New US bill to improve visa programme for Afghan translators

New bill to improve visa programme for Afghan interpreters who helped American soldiers
3 min read
12 June, 2021
The bill comes amid concern that the US withdrawal will leave some 18,000 Afghan interpreters and others who backed American forces vulnerable to retaliation by the Taliban group.
More than half of US troops and military equipment have been so far repatriated [Getty]

A bipartisan group of US Senators has presented legislation aimed at improving a visa programme for Afghan nationals who helped the United States prior to its withdrawal from the war-torn country.

The draft bill, introduced on Thursday, would expand the number of authorised visas by 20,000 and revise some of the eligibility requirements Afghan interpreters and other collaborators.

Proponents aimed to increase "the number of authorised visas and remov[e] cumbersome requirements that leave folks in limbo", New Hampshire Democrat Jeanne Shaheen said.

The new legislation would lower the eligibility requirement for applicants, from two years to one year of service, and postpone the medical evaluation requirement until the applicant and their family members are in the United States.
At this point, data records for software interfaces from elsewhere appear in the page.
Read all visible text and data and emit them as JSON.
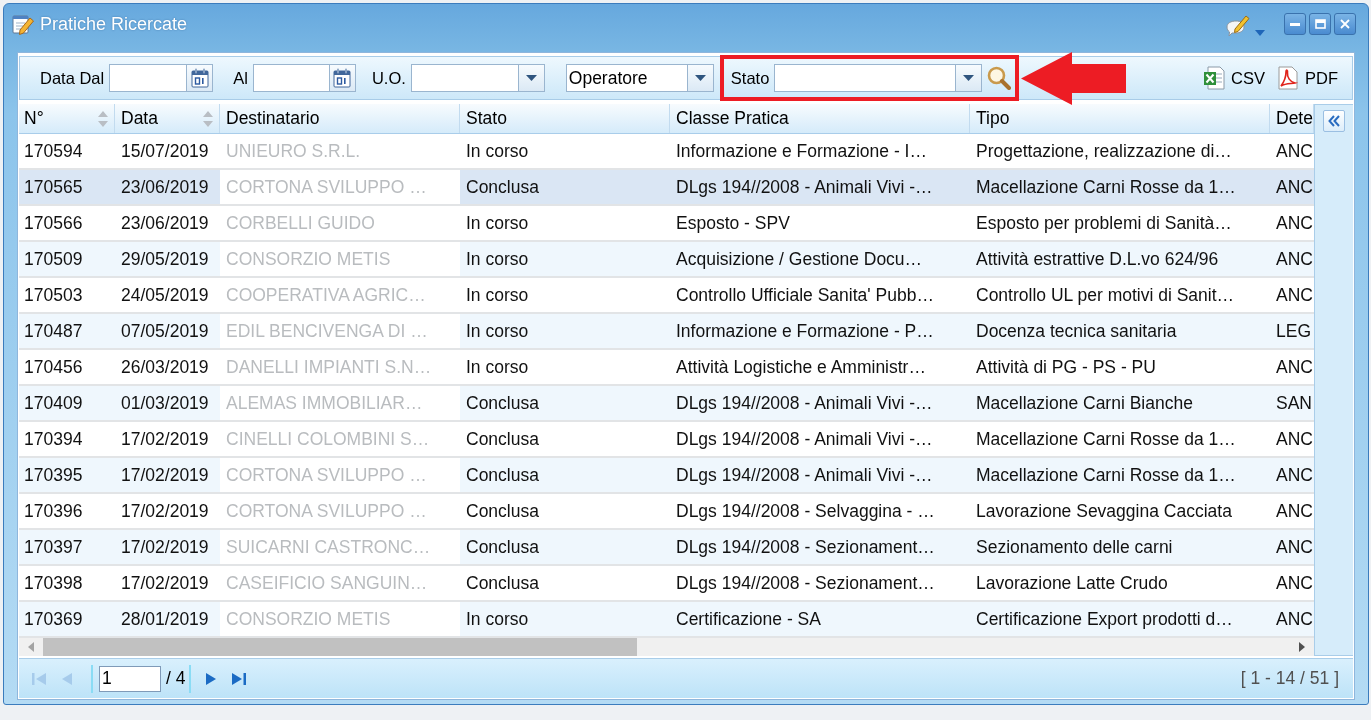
{
  "window": {
    "title": "Pratiche Ricercate"
  },
  "toolbar": {
    "filters": [
      {
        "kind": "date",
        "label": "Data Dal",
        "highlighted": false
      },
      {
        "kind": "date",
        "label": "Al",
        "highlighted": false
      },
      {
        "kind": "combo",
        "label": "U.O.",
        "highlighted": false
      },
      {
        "kind": "combo",
        "value": "Operatore",
        "highlighted": false
      },
      {
        "kind": "combo",
        "label": "Stato",
        "highlighted": true
      }
    ],
    "exports": [
      {
        "kind": "csv",
        "label": "CSV"
      },
      {
        "kind": "pdf",
        "label": "PDF"
      }
    ]
  },
  "table": {
    "columns": [
      {
        "label": "N°",
        "sortable": true,
        "masked": false
      },
      {
        "label": "Data",
        "sortable": true,
        "masked": false
      },
      {
        "label": "Destinatario",
        "sortable": false,
        "masked": true
      },
      {
        "label": "Stato",
        "sortable": false,
        "masked": false
      },
      {
        "label": "Classe Pratica",
        "sortable": false,
        "masked": false
      },
      {
        "label": "Tipo",
        "sortable": false,
        "masked": false
      },
      {
        "label": "Dete",
        "sortable": false,
        "masked": false
      }
    ],
    "rows": [
      {
        "selected": false,
        "cells": [
          "170594",
          "15/07/2019",
          "UNIEURO S.R.L.",
          "In corso",
          "Informazione e Formazione - I…",
          "Progettazione, realizzazione di…",
          "ANC"
        ]
      },
      {
        "selected": true,
        "cells": [
          "170565",
          "23/06/2019",
          "CORTONA SVILUPPO …",
          "Conclusa",
          "DLgs 194//2008 - Animali Vivi -…",
          "Macellazione Carni Rosse da 1…",
          "ANC"
        ]
      },
      {
        "selected": false,
        "cells": [
          "170566",
          "23/06/2019",
          "CORBELLI GUIDO",
          "In corso",
          "Esposto - SPV",
          "Esposto per problemi di Sanità…",
          "ANC"
        ]
      },
      {
        "selected": false,
        "cells": [
          "170509",
          "29/05/2019",
          "CONSORZIO METIS",
          "In corso",
          "Acquisizione / Gestione Docu…",
          "Attività estrattive D.L.vo 624/96",
          "ANC"
        ]
      },
      {
        "selected": false,
        "cells": [
          "170503",
          "24/05/2019",
          "COOPERATIVA AGRIC…",
          "In corso",
          "Controllo Ufficiale Sanita' Pubb…",
          "Controllo UL per motivi di Sanit…",
          "ANC"
        ]
      },
      {
        "selected": false,
        "cells": [
          "170487",
          "07/05/2019",
          "EDIL BENCIVENGA DI …",
          "In corso",
          "Informazione e Formazione - P…",
          "Docenza tecnica sanitaria",
          "LEG"
        ]
      },
      {
        "selected": false,
        "cells": [
          "170456",
          "26/03/2019",
          "DANELLI IMPIANTI S.N…",
          "In corso",
          "Attività Logistiche e Amministr…",
          "Attività di PG - PS - PU",
          "ANC"
        ]
      },
      {
        "selected": false,
        "cells": [
          "170409",
          "01/03/2019",
          "ALEMAS IMMOBILIAR…",
          "Conclusa",
          "DLgs 194//2008 - Animali Vivi -…",
          "Macellazione Carni Bianche",
          "SAN"
        ]
      },
      {
        "selected": false,
        "cells": [
          "170394",
          "17/02/2019",
          "CINELLI COLOMBINI S…",
          "Conclusa",
          "DLgs 194//2008 - Animali Vivi -…",
          "Macellazione Carni Rosse da 1…",
          "ANC"
        ]
      },
      {
        "selected": false,
        "cells": [
          "170395",
          "17/02/2019",
          "CORTONA SVILUPPO …",
          "Conclusa",
          "DLgs 194//2008 - Animali Vivi -…",
          "Macellazione Carni Rosse da 1…",
          "ANC"
        ]
      },
      {
        "selected": false,
        "cells": [
          "170396",
          "17/02/2019",
          "CORTONA SVILUPPO …",
          "Conclusa",
          "DLgs 194//2008 - Selvaggina - …",
          "Lavorazione Sevaggina Cacciata",
          "ANC"
        ]
      },
      {
        "selected": false,
        "cells": [
          "170397",
          "17/02/2019",
          "SUICARNI CASTRONC…",
          "Conclusa",
          "DLgs 194//2008 - Sezionament…",
          "Sezionamento delle carni",
          "ANC"
        ]
      },
      {
        "selected": false,
        "cells": [
          "170398",
          "17/02/2019",
          "CASEIFICIO SANGUIN…",
          "Conclusa",
          "DLgs 194//2008 - Sezionament…",
          "Lavorazione Latte Crudo",
          "ANC"
        ]
      },
      {
        "selected": false,
        "cells": [
          "170369",
          "28/01/2019",
          "CONSORZIO METIS",
          "In corso",
          "Certificazione - SA",
          "Certificazione Export prodotti d…",
          "ANC"
        ]
      }
    ]
  },
  "pager": {
    "nav_back": [
      {
        "kind": "first",
        "disabled": true
      },
      {
        "kind": "prev",
        "disabled": true
      }
    ],
    "page": "1",
    "page_count": "/ 4",
    "nav_forward": [
      {
        "kind": "next",
        "disabled": false
      },
      {
        "kind": "last",
        "disabled": false
      }
    ],
    "summary": "[ 1 - 14 / 51 ]"
  }
}
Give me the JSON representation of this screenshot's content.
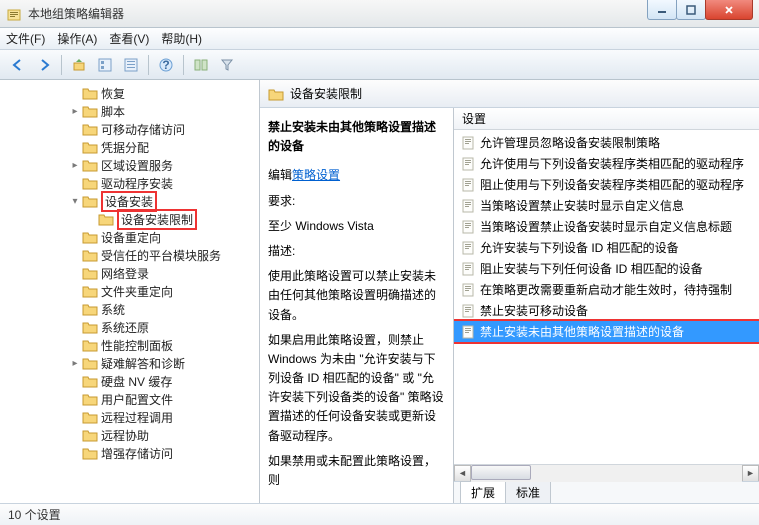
{
  "window": {
    "title": "本地组策略编辑器"
  },
  "menubar": [
    "文件(F)",
    "操作(A)",
    "查看(V)",
    "帮助(H)"
  ],
  "tree": {
    "items": [
      "恢复",
      "脚本",
      "可移动存储访问",
      "凭据分配",
      "区域设置服务",
      "驱动程序安装",
      "设备安装",
      "设备安装限制",
      "设备重定向",
      "受信任的平台模块服务",
      "网络登录",
      "文件夹重定向",
      "系统",
      "系统还原",
      "性能控制面板",
      "疑难解答和诊断",
      "硬盘 NV 缓存",
      "用户配置文件",
      "远程过程调用",
      "远程协助",
      "增强存储访问"
    ]
  },
  "right": {
    "header": "设备安装限制",
    "desc": {
      "title": "禁止安装未由其他策略设置描述的设备",
      "edit_prefix": "编辑",
      "edit_link": "策略设置",
      "req_label": "要求:",
      "req_value": "至少 Windows Vista",
      "desc_label": "描述:",
      "desc_text": "使用此策略设置可以禁止安装未由任何其他策略设置明确描述的设备。",
      "desc_more": "如果启用此策略设置，则禁止 Windows 为未由 \"允许安装与下列设备 ID 相匹配的设备\" 或 \"允许安装下列设备类的设备\" 策略设置描述的任何设备安装或更新设备驱动程序。",
      "desc_tail": "如果禁用或未配置此策略设置，则"
    },
    "list": {
      "header": "设置",
      "items": [
        "允许管理员忽略设备安装限制策略",
        "允许使用与下列设备安装程序类相匹配的驱动程序",
        "阻止使用与下列设备安装程序类相匹配的驱动程序",
        "当策略设置禁止安装时显示自定义信息",
        "当策略设置禁止设备安装时显示自定义信息标题",
        "允许安装与下列设备 ID 相匹配的设备",
        "阻止安装与下列任何设备 ID 相匹配的设备",
        "在策略更改需要重新启动才能生效时，待持强制",
        "禁止安装可移动设备",
        "禁止安装未由其他策略设置描述的设备"
      ],
      "selected_index": 9
    },
    "tabs": [
      "扩展",
      "标准"
    ]
  },
  "statusbar": "10 个设置"
}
It would also remove the need for applicants to obtain a sworn statement testifying to the threat they face in their homeland, as well as the requirement that they performed "sensitive and trusted" activities.

The legislation would also extend special immigrant status to certain spouses and children of applicants who have been murdered.
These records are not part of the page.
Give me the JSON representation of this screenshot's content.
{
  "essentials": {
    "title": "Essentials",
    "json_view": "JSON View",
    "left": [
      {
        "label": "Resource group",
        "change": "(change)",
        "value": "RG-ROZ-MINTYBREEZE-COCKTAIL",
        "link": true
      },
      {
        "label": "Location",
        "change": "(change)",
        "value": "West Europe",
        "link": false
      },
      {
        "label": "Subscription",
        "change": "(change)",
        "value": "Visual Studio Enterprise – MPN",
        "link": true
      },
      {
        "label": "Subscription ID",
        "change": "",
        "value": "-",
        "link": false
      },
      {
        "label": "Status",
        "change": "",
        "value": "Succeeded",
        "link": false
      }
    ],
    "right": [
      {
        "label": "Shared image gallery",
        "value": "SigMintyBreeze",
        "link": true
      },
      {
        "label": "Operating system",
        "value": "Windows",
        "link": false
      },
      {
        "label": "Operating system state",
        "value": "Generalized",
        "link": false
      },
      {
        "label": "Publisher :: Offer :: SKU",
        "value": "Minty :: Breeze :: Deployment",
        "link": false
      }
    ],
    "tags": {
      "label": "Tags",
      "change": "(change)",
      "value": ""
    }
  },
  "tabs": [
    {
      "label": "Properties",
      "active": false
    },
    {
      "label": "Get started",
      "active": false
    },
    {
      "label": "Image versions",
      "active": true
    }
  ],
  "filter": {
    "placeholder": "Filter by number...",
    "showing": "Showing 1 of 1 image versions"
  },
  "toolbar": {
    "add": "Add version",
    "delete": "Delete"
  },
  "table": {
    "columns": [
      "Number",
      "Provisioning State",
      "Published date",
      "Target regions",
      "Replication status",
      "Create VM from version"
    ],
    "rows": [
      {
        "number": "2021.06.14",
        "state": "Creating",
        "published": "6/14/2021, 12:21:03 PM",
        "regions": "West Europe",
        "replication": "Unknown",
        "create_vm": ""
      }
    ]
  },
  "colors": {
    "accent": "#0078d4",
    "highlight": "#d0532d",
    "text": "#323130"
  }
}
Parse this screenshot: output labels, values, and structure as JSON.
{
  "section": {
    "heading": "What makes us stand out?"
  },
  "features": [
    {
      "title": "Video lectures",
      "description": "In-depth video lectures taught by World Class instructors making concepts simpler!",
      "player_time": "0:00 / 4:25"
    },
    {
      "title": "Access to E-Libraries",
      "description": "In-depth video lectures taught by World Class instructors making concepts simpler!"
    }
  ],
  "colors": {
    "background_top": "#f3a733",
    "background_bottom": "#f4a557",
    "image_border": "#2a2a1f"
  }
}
The bill comes amid concern that the US withdrawal will leave some 18,000 Afghan interpreters, commandos and others who backed American forces vulnerable to retaliation by the Taliban group.
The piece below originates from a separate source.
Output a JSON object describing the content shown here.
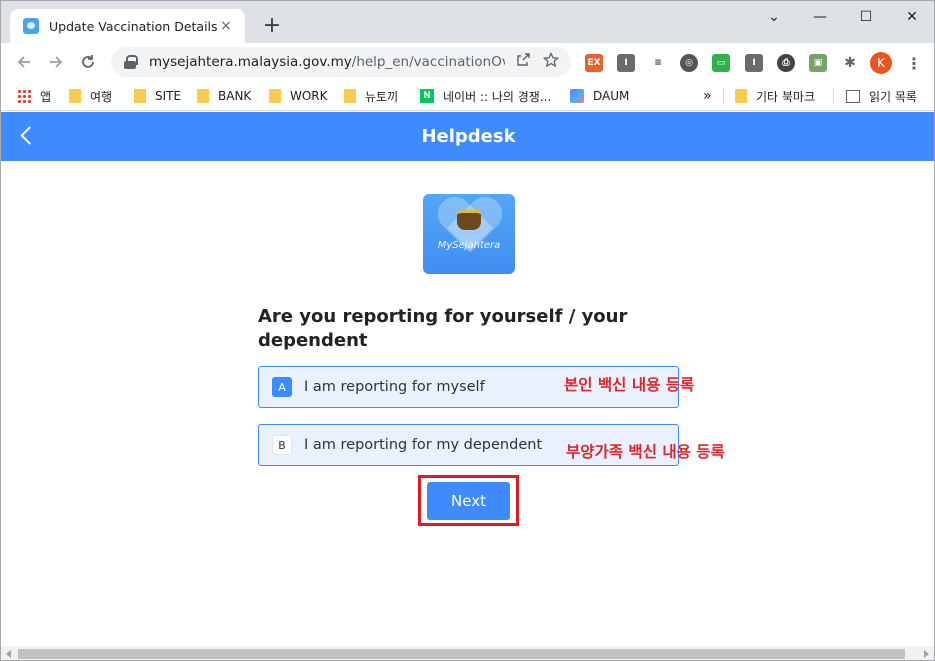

More than half of US troops and military equipment have been so far repatriated, according to the US Central Command.

"In acknowledgment of the threats they face in aiding the US, we must extend and expand the Afghan Special Immigrant Visa Program in order to ensure their safety and the safety of their families," said Dick Durbin, an Illinois Democrat.

Lawmakers are pushing for a vote as soon as possible.

Ned Price said last week that the department had increased staff in Washington to process the applications and has "approved a temporary increase in consular staffing in our embassy in Kabul to conduct interviews and to process visa applications."

General Mark Milley, the chairman of the US Joint Chiefs of Staff, told a congressional panel on Thursday that the US will do all that is necessary to ensure the wellbeing of those who have worked alongside Americans for the past two years.

"I can commit to you that it's my belief that the United States government will do what is necessary in order to ensure the safety and protection of those that have been working with us for two decades," Milley said.

The Taliban said the same day that Afghans who worked with foreign forces in the past have nothing to fear once international troops leave, as long as they "show remorse."

In recent weeks, many interpreters have demonstrated in Kabul, demanding that foreign forces and embassies which they worked with help them relocate.